Julie Gough

Julie Gough, HOME sweet HOME (Forget Me Not) (installation view), 1999
Julie Gough, HOME sweet HOME (Forget Me Not) (installation view), 1999

Julie Gough (b.1965, Melbourne) is an Aboriginal Australian artist who works with ancient and new technologies to negotiate the historical construction of indigenous identities. Although she has previously focused on eighteenth and nineteenth-century explorations of the Australian/Pacific region, Gough is interested in all histories of migration and displacement. Using found objects, photographs and assorted icons of popular culture, she raises questions about the mass production of cultural and personal identity, about history, memory and mythology. She has recently made works that trace her own family history, bringing together her Tasmanian Aboriginal and Celtic ancestors from Scotland.

For TRACE Julie Gough turned her attention to the social history of Liverpool. Since she was exhibiting at Bluecoat Art Centre she took particular interest in the life of orphans in nineteenth-century Britain. On a preliminary research trip she found objects and materials connected with the history of the orphanage. These provided the starting point for her final installation, as she explained:

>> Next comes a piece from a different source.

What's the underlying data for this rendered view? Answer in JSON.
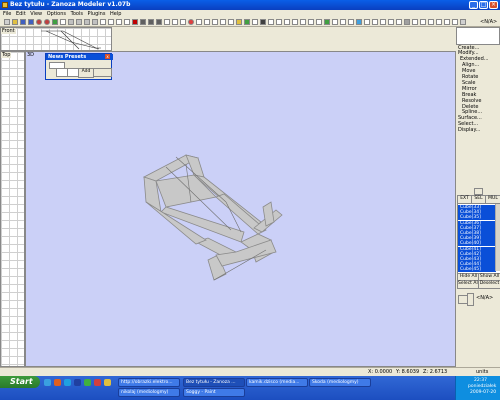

‘Most of the things I’m working with are materials that children in the Bluecoat School and local Ragged Schools – or children on the streets of Liverpool – handled every day. For example, the Bluecoat children had to manufacture pins for a time in the 1890s. In the Ragged School on Liverpool’s Soho Street (near the National Express bus station) the children had to sort bristles from the early 1850s (I’ve been told these were probably pig bristles), and on the streets children ran around searching for dropped coal pieces. There are many other materials I found references to, but these in particular have stuck in my mind. Initially I want to work with all three, before perhaps narrowing them down to one or two.

I went to two beaches north of Liverpool city to search for materials and clear the cobwebs, and that’s where I collected three bags of coal myself, coming upon it completely by chance."

Julie Gough at Liverpool Biennial 1999

HOME sweet HOME (Forget Me Not), 1999
Mixed media installation 
Courtesy of the artists 
Exhibited at Bluecoats Arts Centre 

Supported by

Qantas Australia
Tandou Cotton
Newey Pins